▸ Exercise directions:
Repeat every entry word for word, but leave the images out of your copy.

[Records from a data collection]
--- --- ---

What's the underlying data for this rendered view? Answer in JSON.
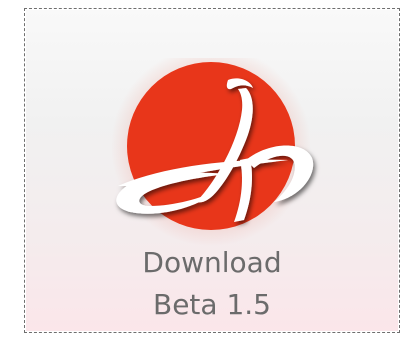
{
  "button": {
    "line1": "Download",
    "line2": "Beta 1.5"
  },
  "logo": {
    "icon": "jp-logo-icon",
    "circle_color": "#e8361a",
    "glyph_color": "#ffffff"
  },
  "colors": {
    "label_text": "#6b6b6b",
    "border": "#6f6f6f"
  }
}
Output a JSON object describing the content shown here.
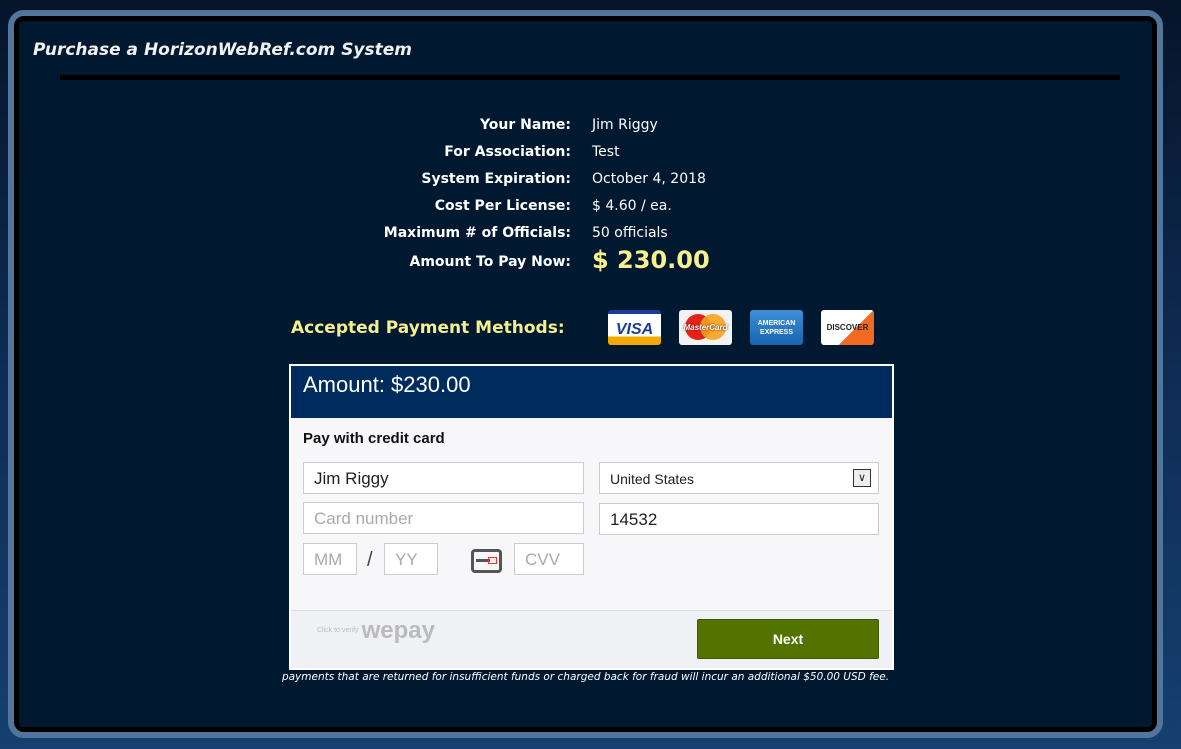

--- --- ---

▸ Task output:
What's the underlying data for this rendered view? Answer in JSON.
{
  "button": {
    "line1": "Download",
    "line2": "Beta 1.5"
  },
  "logo": {
    "icon": "jp-logo-icon",
    "circle_color": "#e8361a",
    "glyph_color": "#ffffff"
  },
  "colors": {
    "label_text": "#6b6b6b",
    "border": "#6f6f6f"
  }
}
Output a JSON object describing the content shown here.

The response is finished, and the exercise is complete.